Game States and the update: method

var dt = 0
. . .
override func update(_ currentTime: TimeInterval) {
        // Called before each frame is rendered
        if lastUpdateTime > 0 {
            dt = currentTime - lastUpdateTime
        } else{
            dt = 0

        lastUpdateTime = currentTime

        switch gameState{
        case .mainMenu:
        case .play:
        case .falling:
        case .showingScore:
        case .gameOver:

The update method in our Game Scene file is constantly being called before each frame is rendered. This provides us a simple and accessible way to check which state our game is in and handle events accordingly, updating the scene with the elements we want to update it with. The variable dt holds our change in time (delta time) between frames, providing us with a smooth animation regardless of frame rate since it is based on the fraction of a second difference between frames. We then use dt to control our animated obstacles and environment animations. .

enum GameState {
    case mainMenu
    case play
    case falling
    case showingScore
    case gameOver

This enum shows our varying states for this game. We will transition from state to state using this enum and the update method above, along with the contact methods to provide clear state transition points. This will help with clarity, organization, and readability, as well as making adding functionality less painful with future updates.

Physics Bodies and didBeginContact:

struct PhysicsCategory {
    static let None: UInt32 = 0 //0
    static let Player: UInt32 = 0x1 << 0 //1
    static let Obstacle: UInt32 = 0x1 << 1 //2
    static let Ground: UInt32 = 0x1 << 2 //4

SpriteKit provides a full-featured, built-in physics engine for us to access without needing to create our own. It is powerful, easy to use, and like everything else in Swift: modular and adaptable to your needs as much as you’d like. Above, the source code shows a struct used to define our objects’ physics category, a 32-bit unsigned Integer or a bitmask. Depending on the value, our program can differentiate between objects making contact with one another, as in the following example:

    func didBegin(_ contact: SKPhysicsContact) {
        //GAMEOVER = TRUE
        let other = contact.bodyA.categoryBitMask == PhysicsCategory.Player ? contact.bodyB : contact.bodyA
        //other will always be the non-player object

        if other.categoryBitMask == PhysicsCategory.Ground {
            print("hit ground?")
        if other.categoryBitMask == PhysicsCategory.Obstacle {
            hitObstacle = true
            if(hitOnce < 1){
                hitOnce += 1
            print("hit pipe?")
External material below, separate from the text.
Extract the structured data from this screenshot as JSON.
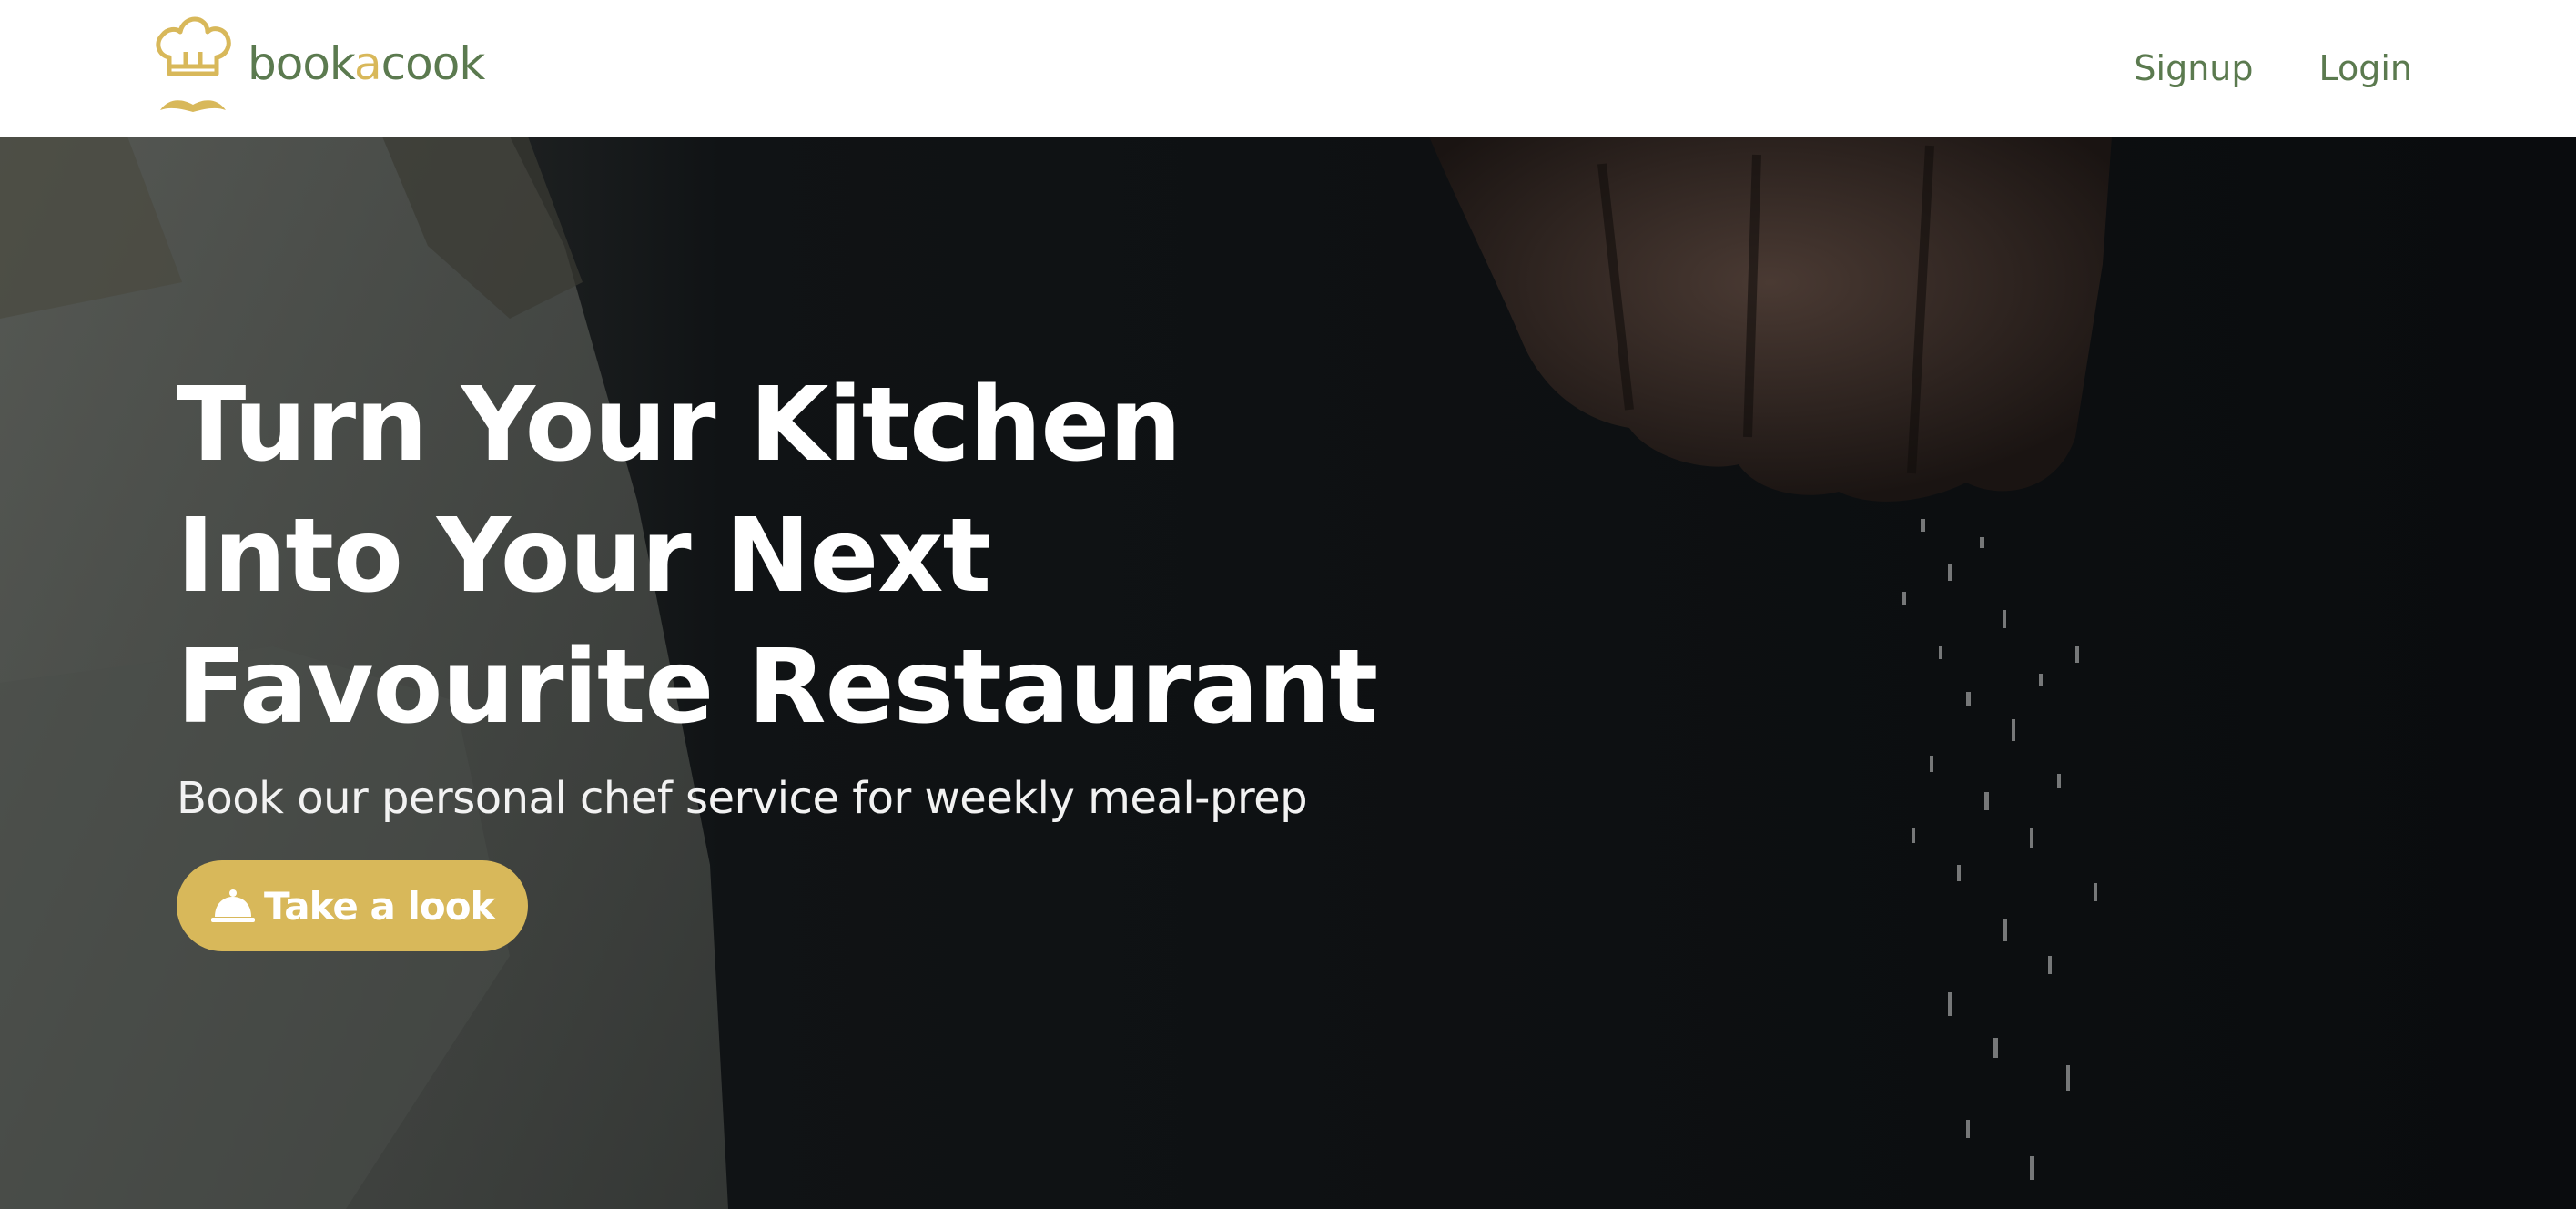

In order for this code to work however, we must set the contact and category bitmask values for the corresponding objects when we create the physics bodies on each object, as in the following example for an obstacle:

func createObstacle() -> SKSpriteNode {
        let sprite = SKSpriteNode(color: SKColor.red, size: CGSize(width: 55, height: 400))
        sprite.userData = NSMutableDictionary()
        sprite.physicsBody = SKPhysicsBody(rectangleOf: sprite.size)
        sprite.physicsBody!.categoryBitMask = PhysicsCategory.Obstacle
        sprite.physicsBody!.contactTestBitMask = PhysicsCategory.Player
        sprite.physicsBody!.collisionBitMask = PhysicsCategory.None
        sprite.physicsBody!.isDynamic = false
        sprite.zPosition = Layer.obstacle.rawValue
        return sprite
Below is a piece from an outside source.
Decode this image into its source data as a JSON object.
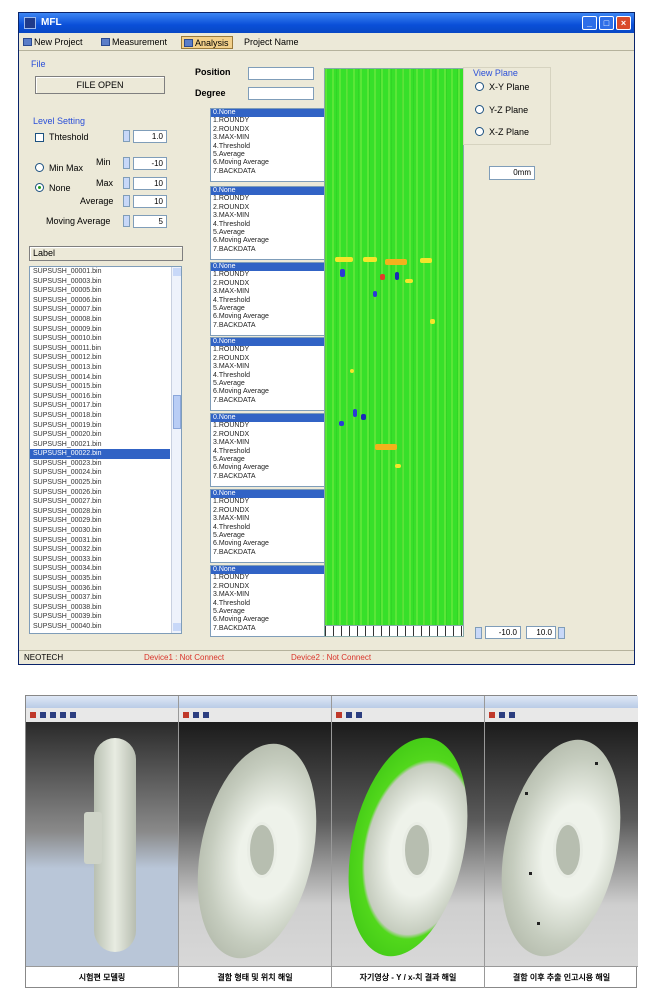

In this code snippet, you can see the setting of the bitmasks with the values from our struct.

SpriteKit, Flappy Bird, Tying it all together

I hope I have introduced you to or otherwise elucidated your understanding of some key SpriteKit features, I encourage you to give the program a try, source code is here. As you go through this source, ask yourself some questions:
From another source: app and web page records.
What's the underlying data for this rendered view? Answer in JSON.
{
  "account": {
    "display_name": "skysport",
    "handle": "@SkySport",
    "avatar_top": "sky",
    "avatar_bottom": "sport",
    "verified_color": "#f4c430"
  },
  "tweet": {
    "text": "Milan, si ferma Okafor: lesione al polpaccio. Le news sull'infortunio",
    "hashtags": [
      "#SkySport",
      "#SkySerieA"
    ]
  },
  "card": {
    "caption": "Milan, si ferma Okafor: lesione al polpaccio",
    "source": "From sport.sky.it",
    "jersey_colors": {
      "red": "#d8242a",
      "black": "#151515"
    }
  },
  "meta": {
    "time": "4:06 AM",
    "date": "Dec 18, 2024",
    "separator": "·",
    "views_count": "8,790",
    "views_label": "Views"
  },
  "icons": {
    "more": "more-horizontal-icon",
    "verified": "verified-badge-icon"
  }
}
  • Is this code clearly commented/Is it obvious what the code is doing from the comments?
  • What/where are the numbers that control the game?
  • What are the missing features that would make this game more like 'Flappy Bird’?
  • How are the 'worldNode’ and all other nodes related?
  • At which points does the application switch states?
  • Is there any code that can be simplified or partitioned into more readable chunks?
  • Is this the best way to do enter implementation here?